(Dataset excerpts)
━━━━━━

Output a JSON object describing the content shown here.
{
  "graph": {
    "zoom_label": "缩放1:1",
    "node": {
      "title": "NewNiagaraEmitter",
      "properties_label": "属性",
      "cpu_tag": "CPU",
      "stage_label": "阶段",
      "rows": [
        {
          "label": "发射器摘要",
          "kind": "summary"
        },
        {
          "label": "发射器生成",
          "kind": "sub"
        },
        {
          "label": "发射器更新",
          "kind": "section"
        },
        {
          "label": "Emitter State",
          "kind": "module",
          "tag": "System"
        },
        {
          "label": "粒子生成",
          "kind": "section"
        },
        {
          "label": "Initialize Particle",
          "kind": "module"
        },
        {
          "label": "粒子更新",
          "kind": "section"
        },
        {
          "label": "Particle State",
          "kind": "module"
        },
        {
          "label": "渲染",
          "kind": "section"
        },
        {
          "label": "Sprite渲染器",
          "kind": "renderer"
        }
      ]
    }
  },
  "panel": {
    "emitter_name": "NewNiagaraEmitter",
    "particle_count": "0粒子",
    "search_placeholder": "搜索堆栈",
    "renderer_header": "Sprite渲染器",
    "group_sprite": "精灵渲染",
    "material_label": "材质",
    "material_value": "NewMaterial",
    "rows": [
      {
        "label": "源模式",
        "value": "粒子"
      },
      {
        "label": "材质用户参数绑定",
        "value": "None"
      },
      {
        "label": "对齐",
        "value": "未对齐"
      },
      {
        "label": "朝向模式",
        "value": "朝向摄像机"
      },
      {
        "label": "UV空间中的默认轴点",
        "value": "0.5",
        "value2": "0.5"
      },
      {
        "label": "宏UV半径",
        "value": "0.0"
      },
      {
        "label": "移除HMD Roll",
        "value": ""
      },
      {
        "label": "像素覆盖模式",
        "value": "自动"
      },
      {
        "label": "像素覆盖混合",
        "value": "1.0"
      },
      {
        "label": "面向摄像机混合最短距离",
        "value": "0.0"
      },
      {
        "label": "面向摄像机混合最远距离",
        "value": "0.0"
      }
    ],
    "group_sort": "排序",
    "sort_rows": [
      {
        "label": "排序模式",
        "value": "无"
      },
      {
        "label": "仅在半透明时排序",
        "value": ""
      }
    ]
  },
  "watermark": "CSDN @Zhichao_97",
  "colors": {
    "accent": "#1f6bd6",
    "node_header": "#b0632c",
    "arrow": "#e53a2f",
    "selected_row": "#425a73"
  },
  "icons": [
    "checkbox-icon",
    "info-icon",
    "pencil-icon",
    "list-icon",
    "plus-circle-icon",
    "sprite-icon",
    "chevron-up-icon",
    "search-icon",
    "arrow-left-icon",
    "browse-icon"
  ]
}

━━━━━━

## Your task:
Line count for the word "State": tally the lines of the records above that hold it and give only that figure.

## Solved exercise:
2